Secondly, the title again – what secret romance? The romance here is another one that is humped along to the finish line by the cheery-creepy enthusiasm of the secondary characters in wanting to see the hero and the heroine hook up, so I have no idea where the secretive part is supposed to be. The hero learns of the heroine’s real job late in the story, and it is his mother that basically hauls the two kids back together and tell them to start making out or die. Why can’t the main characters sort out the issues on their own? Who knows, but I can only imagine the faces of the lawyers a decade or so down the road when these two announce that they are divorcing because Mommy is dead and hence isn’t around to instruct them on how to make a marriage work.
Thirdly, lastly, the author’s narrative. This story is full of weird and bizarre tangents. My favorite is how early on the author tells me that the heroine’s father is Creole and loves to converse in French. That’s nice, but the entire page spent to letting me know of this is pointless as her father’s conversational preferences have absolutely nothing to do with the story. Hilariously, the entire conversation is narrated in English, without even a token French term of endearment tossed in here and there, so in the end there is absolutely no difference as to whether her father prefers to talk in Urdu, Portuguese, or whatever – the story remains the same, the conversation remains the same, and the author has wasted an entire page on a pointless thing. This and various other scenes make me wonder whether the author is just putting in words on the page to pad the word count.
Also, the characters here tend to launch in stilted exposition rather than natural-seeming conversations, and most of the things they lecture one another are of the “We all should already know this, but let’s rehash everything in a robotic manner anyway for the readers to catch up!” type.
In the end, The Heiress’s Secret Romance is a soulless, joyless read that feels a lot like something cobbled together from a series of corporate decisions made by people with little invested concern in making a romance story work. The tropes are all here, but nobody seems to care that they don’t fit well together to give a coherent big picture. It’s not even bad enough to be memorable. This is an absolutely pointless story that has nothing to offer and no reason to even justify the paper it is printed on, much less the $6.50 people are expected to pay for it.

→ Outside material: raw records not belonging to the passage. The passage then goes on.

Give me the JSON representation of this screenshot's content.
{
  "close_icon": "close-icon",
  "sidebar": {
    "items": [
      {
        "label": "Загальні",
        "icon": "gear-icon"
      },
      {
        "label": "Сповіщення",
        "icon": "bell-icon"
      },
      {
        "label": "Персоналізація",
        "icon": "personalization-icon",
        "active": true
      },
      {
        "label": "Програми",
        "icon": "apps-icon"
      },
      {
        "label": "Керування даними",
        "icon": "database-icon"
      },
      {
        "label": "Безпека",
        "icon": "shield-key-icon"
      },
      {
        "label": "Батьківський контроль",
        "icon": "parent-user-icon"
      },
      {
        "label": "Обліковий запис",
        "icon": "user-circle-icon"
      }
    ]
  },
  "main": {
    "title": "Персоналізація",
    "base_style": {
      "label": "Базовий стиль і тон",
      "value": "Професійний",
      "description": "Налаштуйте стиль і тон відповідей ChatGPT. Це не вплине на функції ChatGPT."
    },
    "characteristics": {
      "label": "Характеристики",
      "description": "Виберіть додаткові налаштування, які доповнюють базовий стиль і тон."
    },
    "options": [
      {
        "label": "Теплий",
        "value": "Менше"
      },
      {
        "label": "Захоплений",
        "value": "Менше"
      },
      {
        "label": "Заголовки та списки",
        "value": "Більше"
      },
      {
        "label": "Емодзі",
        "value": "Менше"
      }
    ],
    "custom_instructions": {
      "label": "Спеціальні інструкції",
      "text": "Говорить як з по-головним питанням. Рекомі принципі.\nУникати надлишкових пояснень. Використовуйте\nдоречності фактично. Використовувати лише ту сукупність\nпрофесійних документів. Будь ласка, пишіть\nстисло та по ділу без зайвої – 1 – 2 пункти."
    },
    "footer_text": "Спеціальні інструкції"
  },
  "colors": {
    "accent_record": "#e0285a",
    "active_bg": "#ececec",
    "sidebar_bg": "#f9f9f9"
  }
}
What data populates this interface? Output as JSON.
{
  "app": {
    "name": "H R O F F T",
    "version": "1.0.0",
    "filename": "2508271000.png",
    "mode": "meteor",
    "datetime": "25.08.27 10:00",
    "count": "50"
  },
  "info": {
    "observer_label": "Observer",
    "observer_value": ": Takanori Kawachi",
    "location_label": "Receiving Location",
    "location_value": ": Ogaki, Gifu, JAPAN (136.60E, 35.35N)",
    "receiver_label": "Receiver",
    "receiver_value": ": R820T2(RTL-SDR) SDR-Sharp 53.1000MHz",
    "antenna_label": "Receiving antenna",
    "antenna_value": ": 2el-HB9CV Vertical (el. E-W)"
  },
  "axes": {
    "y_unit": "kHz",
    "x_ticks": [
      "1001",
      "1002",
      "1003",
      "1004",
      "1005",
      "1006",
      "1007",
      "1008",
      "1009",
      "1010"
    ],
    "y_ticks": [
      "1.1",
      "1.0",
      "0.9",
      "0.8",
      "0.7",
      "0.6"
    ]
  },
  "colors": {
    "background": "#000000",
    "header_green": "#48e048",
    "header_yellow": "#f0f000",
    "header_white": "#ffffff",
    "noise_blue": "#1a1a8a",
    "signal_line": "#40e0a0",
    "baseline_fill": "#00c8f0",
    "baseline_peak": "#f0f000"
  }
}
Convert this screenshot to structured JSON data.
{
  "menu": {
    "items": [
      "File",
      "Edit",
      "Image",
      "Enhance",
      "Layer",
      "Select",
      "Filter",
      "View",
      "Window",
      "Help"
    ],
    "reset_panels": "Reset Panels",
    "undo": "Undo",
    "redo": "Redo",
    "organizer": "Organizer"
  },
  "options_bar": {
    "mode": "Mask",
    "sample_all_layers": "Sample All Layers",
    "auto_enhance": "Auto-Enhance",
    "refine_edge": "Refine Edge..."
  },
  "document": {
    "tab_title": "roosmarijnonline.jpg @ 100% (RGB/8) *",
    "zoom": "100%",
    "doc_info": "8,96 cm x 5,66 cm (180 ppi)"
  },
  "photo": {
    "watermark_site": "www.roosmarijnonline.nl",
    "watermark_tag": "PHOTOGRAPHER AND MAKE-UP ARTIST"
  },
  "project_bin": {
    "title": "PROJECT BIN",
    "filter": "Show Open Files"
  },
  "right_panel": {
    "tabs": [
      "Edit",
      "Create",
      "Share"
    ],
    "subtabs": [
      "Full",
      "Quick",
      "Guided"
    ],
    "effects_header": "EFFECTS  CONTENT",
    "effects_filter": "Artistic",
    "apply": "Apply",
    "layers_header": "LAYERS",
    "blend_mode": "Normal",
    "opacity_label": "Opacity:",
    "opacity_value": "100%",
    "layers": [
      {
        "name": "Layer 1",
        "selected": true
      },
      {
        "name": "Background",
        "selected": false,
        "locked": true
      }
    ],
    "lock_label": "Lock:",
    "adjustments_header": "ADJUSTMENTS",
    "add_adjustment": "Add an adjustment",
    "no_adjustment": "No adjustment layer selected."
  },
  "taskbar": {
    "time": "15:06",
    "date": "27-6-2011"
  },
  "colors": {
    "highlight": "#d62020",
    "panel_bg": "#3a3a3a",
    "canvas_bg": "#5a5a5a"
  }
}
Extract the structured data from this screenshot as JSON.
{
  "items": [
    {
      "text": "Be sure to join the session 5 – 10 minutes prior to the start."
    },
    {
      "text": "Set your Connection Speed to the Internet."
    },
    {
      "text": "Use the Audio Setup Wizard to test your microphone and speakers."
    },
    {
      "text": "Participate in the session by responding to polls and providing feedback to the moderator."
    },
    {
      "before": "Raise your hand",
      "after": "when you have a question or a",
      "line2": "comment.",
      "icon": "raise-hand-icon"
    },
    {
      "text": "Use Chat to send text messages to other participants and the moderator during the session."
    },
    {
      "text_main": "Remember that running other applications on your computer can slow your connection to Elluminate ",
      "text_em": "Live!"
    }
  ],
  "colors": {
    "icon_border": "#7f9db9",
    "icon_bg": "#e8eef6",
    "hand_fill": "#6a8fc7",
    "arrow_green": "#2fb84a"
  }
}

Cantankerous muffin who loves boys that sparkle, unicorns, money, chocolates, and fantastical stories.